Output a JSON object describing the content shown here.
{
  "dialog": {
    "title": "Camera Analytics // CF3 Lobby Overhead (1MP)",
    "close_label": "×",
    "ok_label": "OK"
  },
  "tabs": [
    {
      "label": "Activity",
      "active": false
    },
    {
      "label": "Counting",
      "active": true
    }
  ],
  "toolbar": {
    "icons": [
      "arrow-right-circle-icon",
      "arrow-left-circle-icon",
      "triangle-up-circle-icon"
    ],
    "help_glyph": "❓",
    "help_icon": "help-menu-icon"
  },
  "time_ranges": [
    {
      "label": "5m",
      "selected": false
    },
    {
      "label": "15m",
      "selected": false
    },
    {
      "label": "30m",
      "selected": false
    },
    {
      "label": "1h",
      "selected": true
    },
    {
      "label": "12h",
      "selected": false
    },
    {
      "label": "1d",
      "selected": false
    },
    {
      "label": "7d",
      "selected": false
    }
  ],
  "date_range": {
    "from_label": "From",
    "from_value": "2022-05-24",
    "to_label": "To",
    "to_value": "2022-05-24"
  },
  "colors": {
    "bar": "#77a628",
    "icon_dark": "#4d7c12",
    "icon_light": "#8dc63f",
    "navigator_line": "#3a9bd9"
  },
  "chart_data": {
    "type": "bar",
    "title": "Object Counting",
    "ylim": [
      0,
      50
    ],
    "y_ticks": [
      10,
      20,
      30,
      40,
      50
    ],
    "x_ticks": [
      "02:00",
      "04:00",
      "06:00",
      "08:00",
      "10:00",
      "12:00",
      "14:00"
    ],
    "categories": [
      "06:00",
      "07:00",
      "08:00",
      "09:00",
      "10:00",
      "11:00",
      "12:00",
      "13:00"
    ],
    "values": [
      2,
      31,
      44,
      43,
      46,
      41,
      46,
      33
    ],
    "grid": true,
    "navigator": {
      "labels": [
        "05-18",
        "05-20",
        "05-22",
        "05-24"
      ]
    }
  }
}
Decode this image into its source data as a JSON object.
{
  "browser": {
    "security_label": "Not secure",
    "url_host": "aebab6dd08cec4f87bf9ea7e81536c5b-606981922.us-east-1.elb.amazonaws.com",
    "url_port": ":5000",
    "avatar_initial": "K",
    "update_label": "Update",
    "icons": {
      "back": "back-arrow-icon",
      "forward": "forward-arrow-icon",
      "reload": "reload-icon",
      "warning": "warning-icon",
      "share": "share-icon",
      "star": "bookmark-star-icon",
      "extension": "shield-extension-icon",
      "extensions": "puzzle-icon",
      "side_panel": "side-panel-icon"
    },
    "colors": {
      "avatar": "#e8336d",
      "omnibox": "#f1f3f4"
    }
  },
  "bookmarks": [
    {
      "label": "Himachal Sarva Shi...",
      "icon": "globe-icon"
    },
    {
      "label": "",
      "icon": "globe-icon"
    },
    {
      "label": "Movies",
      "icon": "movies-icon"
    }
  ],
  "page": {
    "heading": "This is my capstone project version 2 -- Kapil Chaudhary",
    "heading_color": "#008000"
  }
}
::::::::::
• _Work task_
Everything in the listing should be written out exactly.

• _Reply to the exercise_
Output a JSON object describing the content shown here.
{
  "dialog": {
    "title": "Camera Analytics // CF3 Lobby Overhead (1MP)",
    "close_label": "×",
    "ok_label": "OK"
  },
  "tabs": [
    {
      "label": "Activity",
      "active": false
    },
    {
      "label": "Counting",
      "active": true
    }
  ],
  "toolbar": {
    "icons": [
      "arrow-right-circle-icon",
      "arrow-left-circle-icon",
      "triangle-up-circle-icon"
    ],
    "help_glyph": "❓",
    "help_icon": "help-menu-icon"
  },
  "time_ranges": [
    {
      "label": "5m",
      "selected": false
    },
    {
      "label": "15m",
      "selected": false
    },
    {
      "label": "30m",
      "selected": false
    },
    {
      "label": "1h",
      "selected": true
    },
    {
      "label": "12h",
      "selected": false
    },
    {
      "label": "1d",
      "selected": false
    },
    {
      "label": "7d",
      "selected": false
    }
  ],
  "date_range": {
    "from_label": "From",
    "from_value": "2022-05-24",
    "to_label": "To",
    "to_value": "2022-05-24"
  },
  "colors": {
    "bar": "#77a628",
    "icon_dark": "#4d7c12",
    "icon_light": "#8dc63f",
    "navigator_line": "#3a9bd9"
  },
  "chart_data": {
    "type": "bar",
    "title": "Object Counting",
    "ylim": [
      0,
      50
    ],
    "y_ticks": [
      10,
      20,
      30,
      40,
      50
    ],
    "x_ticks": [
      "02:00",
      "04:00",
      "06:00",
      "08:00",
      "10:00",
      "12:00",
      "14:00"
    ],
    "categories": [
      "06:00",
      "07:00",
      "08:00",
      "09:00",
      "10:00",
      "11:00",
      "12:00",
      "13:00"
    ],
    "values": [
      2,
      31,
      44,
      43,
      46,
      41,
      46,
      33
    ],
    "grid": true,
    "navigator": {
      "labels": [
        "05-18",
        "05-20",
        "05-22",
        "05-24"
      ]
    }
  }
}
Decode this image into its source data as a JSON object.
{
  "browser": {
    "security_label": "Not secure",
    "url_host": "aebab6dd08cec4f87bf9ea7e81536c5b-606981922.us-east-1.elb.amazonaws.com",
    "url_port": ":5000",
    "avatar_initial": "K",
    "update_label": "Update",
    "icons": {
      "back": "back-arrow-icon",
      "forward": "forward-arrow-icon",
      "reload": "reload-icon",
      "warning": "warning-icon",
      "share": "share-icon",
      "star": "bookmark-star-icon",
      "extension": "shield-extension-icon",
      "extensions": "puzzle-icon",
      "side_panel": "side-panel-icon"
    },
    "colors": {
      "avatar": "#e8336d",
      "omnibox": "#f1f3f4"
    }
  },
  "bookmarks": [
    {
      "label": "Himachal Sarva Shi...",
      "icon": "globe-icon"
    },
    {
      "label": "",
      "icon": "globe-icon"
    },
    {
      "label": "Movies",
      "icon": "movies-icon"
    }
  ],
  "page": {
    "heading": "This is my capstone project version 2 -- Kapil Chaudhary",
    "heading_color": "#008000"
  }
}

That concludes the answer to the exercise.